This is my biggest passion in life outside of my family and my businesses. Not only is it enjoyable, but it is something that has been a great help to my career. There are many skills that I have learnt through sport that I have transferred to the world of business.
Probably the most important learning from sport is the concept of working as a team, i.e. for any team to function well, all the individual members need to understand their roles and responsibilities clearly and be able to perform these to a high level for the team as a whole to succeed. As much as this appears to be stating the obvious, good and bad teamwork is all the more measurable when played out in the context of a game where there is a clear winner and loser.
And then there is the balancing act of managing people. Sport taught me that one management style doesn’t work for every person – that the truly great leaders are the ones who are flexible enough to adjust their style in order to get the best out of each person in their team. Long before I had to manage staff in an office environment, I was learning these things the hard way on the cricket field.

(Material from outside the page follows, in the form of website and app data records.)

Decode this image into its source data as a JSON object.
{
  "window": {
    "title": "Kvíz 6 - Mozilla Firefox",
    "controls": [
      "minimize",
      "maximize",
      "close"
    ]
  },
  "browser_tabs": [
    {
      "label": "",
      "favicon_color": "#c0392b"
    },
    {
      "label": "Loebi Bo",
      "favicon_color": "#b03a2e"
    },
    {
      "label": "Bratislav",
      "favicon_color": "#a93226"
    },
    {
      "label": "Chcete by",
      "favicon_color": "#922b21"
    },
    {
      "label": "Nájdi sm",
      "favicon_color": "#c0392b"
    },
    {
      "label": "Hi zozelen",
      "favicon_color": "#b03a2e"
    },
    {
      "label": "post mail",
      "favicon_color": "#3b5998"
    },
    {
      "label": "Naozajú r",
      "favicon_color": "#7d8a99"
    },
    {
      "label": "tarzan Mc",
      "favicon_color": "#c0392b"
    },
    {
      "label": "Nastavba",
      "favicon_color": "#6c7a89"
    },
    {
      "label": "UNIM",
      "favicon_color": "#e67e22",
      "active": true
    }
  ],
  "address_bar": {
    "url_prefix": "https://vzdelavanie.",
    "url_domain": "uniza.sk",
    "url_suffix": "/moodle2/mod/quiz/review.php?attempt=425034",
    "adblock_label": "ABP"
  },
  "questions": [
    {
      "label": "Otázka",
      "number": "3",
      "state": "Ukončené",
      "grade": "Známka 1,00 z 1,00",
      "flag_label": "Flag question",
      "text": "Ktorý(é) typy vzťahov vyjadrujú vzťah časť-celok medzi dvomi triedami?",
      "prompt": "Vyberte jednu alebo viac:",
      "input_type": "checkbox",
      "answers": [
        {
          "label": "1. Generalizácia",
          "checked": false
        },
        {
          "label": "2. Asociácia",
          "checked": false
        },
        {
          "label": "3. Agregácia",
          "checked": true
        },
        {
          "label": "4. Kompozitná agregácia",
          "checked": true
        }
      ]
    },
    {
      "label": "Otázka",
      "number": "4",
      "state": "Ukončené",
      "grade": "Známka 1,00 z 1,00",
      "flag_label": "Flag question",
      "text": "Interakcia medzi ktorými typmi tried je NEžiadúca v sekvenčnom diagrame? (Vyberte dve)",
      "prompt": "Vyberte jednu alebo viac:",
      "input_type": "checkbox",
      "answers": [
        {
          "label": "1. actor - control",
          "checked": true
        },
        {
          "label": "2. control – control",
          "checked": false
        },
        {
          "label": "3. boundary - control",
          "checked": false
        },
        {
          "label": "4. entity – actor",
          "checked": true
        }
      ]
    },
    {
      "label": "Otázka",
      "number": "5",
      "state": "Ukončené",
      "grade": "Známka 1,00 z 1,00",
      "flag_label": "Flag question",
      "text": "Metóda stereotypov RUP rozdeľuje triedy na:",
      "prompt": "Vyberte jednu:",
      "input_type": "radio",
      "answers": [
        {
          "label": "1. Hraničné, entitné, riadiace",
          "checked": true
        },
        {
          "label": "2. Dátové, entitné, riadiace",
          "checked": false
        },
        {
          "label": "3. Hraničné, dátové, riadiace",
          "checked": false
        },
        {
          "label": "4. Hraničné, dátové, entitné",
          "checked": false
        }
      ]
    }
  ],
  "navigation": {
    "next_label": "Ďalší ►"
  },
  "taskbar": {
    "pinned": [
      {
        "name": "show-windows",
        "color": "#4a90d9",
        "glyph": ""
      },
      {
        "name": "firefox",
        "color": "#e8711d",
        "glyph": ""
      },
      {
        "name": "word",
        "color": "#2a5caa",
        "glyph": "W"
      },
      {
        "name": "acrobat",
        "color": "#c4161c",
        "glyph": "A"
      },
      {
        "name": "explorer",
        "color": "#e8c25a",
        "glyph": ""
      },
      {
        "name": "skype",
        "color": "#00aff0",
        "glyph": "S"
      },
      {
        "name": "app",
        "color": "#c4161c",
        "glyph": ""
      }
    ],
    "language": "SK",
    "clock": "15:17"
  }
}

My experience as a cricket captain has undoubtedly shaped the way I do business.
Beyond the tactical side of sport, there are of course the physical and mental benefits of participating. The Social Science & Medicine journal published a report which showed that physical activity had a direct effect on long-term income and earnings. In a wide-ranging study, researchers found that being physically active positively influenced long-term income, with males who kept to a fitness regime earning some 14-17% more than those who were less active.
This is no surprise to me – a simple run on Wimbledon Common has always worked wonders for my productivity. In fact running is pretty much the only sport I participate in these days, simply because I can do it when I want and I don’t have to co-ordinate with anyone. But I really do miss the camaraderie I used to enjoy when playing for my local teams.
I’ve spent a big portion of my life playing and watching cricket. Although as a player I didn’t get beyond the level of enthusiastic amateur, I certainly took it seriously. For many years I played between the 1st and 2nd XI of my local cricket team, Spencer CC, and also captained the 2nd XI for one season. In recent years I qualified as a level-one cricket coach.
As a watcher, I was hooked the moment I bunked off school to watch the 1979 World Cup semi-final between West Indies and Pakistan at the Oval. Back then, the atmosphere at the Oval was special when the West Indies were in town, helped in no small part by the burgeoning local Caribbean community. Victory for the West Indies was certainly not the result I wanted, but the occasion was something else. And the cricket was too. At the time, it was one of the highest-scoring matches that one-day cricket had ever seen.
For many summers, I was lucky enough to work as a steward at Lords and The Oval, getting paid to watch international cricket… does it get any better than that?
Even though Liverpool were the best team in the country when I started supporting them, the reason for them becoming my team was certainly not anything to do with footballing prowess. It was in fact because of The Osmonds!
Watching TV one day, I saw The Osmonds performing “Long Haired Lover From Liverpool”, so I asked my elder brother why they were singing that song and where Liverpool was, and he said “it’s where the Osmonds come from and somewhere where they have a football team.” And that was it. From the age of 6, they had me hooked. I have been a regular at Anfield for most of my adult life.